Segment Start: Data extract

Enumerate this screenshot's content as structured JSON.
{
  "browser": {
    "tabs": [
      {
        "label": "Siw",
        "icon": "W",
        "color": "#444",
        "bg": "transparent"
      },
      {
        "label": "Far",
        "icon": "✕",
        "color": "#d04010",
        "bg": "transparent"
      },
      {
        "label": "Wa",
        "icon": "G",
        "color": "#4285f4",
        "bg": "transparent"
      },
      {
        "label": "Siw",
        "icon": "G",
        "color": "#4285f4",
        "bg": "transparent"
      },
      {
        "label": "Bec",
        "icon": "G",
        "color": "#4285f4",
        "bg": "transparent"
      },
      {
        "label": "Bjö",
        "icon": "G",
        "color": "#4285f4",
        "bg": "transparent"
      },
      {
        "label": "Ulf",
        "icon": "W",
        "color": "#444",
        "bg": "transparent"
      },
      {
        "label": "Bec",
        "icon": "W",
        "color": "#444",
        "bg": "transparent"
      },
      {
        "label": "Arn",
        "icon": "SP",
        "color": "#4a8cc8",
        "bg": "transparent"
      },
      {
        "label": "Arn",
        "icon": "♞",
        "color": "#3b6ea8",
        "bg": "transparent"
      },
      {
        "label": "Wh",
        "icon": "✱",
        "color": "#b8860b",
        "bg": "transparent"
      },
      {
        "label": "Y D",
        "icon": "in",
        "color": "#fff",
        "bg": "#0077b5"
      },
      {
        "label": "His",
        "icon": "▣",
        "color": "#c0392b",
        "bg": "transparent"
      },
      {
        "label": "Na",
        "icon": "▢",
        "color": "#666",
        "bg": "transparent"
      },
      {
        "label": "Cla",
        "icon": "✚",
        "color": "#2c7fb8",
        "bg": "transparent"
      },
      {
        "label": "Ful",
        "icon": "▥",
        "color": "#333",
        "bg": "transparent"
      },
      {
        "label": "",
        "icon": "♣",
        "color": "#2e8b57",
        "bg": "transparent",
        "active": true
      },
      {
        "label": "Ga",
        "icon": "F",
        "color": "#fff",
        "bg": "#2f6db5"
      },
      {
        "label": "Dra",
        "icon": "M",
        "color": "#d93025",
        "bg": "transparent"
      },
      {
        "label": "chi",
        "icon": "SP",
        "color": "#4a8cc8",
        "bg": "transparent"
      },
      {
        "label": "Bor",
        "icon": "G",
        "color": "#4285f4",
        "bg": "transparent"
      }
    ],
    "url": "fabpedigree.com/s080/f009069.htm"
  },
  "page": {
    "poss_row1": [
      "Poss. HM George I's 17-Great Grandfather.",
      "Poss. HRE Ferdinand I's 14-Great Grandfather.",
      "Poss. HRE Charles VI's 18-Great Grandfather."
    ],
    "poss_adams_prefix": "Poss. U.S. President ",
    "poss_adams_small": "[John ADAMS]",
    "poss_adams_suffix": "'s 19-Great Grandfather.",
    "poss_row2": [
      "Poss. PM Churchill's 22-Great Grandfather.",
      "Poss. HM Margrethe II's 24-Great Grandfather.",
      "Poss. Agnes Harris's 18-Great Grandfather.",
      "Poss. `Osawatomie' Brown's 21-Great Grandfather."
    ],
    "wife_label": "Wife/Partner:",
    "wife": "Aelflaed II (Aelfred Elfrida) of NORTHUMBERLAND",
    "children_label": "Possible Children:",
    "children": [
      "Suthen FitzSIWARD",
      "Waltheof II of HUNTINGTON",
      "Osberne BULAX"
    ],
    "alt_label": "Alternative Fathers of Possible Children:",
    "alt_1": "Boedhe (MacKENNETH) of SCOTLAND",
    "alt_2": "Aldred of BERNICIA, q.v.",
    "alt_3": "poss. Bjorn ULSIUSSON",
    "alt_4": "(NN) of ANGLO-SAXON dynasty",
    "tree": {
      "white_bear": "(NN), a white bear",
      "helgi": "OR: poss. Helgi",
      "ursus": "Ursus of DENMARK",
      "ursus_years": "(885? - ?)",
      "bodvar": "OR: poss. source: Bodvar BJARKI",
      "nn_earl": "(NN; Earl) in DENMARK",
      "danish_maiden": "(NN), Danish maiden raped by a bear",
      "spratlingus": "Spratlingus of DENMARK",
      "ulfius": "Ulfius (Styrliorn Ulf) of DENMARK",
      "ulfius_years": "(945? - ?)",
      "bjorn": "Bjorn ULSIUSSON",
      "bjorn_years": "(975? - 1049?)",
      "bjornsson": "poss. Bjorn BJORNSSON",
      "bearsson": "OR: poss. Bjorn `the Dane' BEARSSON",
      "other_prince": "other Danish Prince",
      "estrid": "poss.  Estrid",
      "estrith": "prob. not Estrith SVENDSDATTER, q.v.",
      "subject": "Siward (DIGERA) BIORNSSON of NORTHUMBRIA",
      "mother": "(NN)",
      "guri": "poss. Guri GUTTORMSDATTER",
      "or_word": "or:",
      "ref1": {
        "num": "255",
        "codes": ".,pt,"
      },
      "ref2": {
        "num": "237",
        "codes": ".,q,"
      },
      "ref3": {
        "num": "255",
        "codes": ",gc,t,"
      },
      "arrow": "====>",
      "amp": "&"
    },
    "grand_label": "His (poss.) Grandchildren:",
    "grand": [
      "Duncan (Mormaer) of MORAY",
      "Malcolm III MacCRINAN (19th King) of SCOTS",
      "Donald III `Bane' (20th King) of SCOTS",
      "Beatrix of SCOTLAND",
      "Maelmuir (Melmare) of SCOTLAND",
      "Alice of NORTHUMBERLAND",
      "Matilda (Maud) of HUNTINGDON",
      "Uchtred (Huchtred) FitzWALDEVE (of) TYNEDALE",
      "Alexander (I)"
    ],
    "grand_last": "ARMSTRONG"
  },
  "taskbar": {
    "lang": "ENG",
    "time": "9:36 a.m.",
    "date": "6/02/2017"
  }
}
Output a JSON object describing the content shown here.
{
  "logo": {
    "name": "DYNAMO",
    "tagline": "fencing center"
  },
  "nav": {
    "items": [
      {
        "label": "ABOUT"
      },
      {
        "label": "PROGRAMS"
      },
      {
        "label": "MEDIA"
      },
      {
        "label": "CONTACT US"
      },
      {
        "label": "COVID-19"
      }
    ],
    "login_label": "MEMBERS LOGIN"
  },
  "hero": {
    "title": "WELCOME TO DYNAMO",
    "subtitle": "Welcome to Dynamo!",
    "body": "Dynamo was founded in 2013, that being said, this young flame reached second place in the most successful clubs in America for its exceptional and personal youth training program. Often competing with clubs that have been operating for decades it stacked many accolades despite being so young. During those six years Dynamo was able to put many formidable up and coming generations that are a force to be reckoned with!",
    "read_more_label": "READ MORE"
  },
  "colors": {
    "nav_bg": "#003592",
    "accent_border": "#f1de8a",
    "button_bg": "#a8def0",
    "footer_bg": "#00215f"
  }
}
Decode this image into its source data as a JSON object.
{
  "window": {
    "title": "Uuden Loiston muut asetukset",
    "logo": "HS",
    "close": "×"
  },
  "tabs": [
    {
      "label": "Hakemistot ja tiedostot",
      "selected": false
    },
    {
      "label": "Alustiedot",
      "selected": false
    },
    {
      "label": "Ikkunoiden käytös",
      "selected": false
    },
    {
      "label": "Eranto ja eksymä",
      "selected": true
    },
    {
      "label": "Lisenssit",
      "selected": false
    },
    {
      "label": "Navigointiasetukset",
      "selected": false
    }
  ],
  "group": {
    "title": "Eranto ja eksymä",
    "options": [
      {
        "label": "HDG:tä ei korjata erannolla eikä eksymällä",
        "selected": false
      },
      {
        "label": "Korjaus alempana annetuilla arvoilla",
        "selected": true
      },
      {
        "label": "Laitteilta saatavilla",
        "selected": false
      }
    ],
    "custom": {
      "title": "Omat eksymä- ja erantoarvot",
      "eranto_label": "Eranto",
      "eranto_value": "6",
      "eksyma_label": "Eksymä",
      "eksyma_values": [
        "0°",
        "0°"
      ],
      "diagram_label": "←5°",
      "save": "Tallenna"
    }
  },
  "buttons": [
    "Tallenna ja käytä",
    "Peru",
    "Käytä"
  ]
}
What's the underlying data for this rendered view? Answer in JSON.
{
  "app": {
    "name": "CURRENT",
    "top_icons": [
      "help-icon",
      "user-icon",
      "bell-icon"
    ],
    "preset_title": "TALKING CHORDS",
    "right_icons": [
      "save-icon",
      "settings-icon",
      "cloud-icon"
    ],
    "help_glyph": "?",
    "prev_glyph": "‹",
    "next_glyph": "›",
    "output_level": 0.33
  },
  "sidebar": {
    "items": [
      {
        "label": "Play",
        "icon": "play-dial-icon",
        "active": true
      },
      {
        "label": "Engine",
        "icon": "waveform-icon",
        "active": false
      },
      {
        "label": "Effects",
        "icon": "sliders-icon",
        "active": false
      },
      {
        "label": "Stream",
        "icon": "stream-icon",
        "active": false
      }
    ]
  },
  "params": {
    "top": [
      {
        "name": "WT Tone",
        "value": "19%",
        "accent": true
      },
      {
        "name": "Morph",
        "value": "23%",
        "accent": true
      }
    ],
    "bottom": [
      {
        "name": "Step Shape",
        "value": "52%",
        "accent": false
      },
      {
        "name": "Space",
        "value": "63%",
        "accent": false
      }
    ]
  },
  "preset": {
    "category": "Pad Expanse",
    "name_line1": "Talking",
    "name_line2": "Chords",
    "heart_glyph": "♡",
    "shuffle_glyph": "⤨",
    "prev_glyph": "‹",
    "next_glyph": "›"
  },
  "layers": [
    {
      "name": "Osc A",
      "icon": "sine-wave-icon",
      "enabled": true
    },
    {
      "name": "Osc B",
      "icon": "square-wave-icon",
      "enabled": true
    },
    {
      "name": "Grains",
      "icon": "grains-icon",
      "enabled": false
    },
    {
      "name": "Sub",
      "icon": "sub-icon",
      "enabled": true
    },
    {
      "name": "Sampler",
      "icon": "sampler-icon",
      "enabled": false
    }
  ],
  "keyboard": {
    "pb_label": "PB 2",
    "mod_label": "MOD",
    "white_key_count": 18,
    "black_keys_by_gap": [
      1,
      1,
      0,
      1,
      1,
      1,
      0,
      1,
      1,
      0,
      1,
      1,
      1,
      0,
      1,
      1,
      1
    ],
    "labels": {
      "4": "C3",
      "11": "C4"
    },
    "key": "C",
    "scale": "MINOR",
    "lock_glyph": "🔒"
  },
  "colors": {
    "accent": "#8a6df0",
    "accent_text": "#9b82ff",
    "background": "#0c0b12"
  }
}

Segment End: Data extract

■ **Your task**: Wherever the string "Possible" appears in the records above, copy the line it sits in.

■ **Exercise response**:
    "children_label": "Possible Children:",
    "alt_label": "Alternative Fathers of Possible Children:",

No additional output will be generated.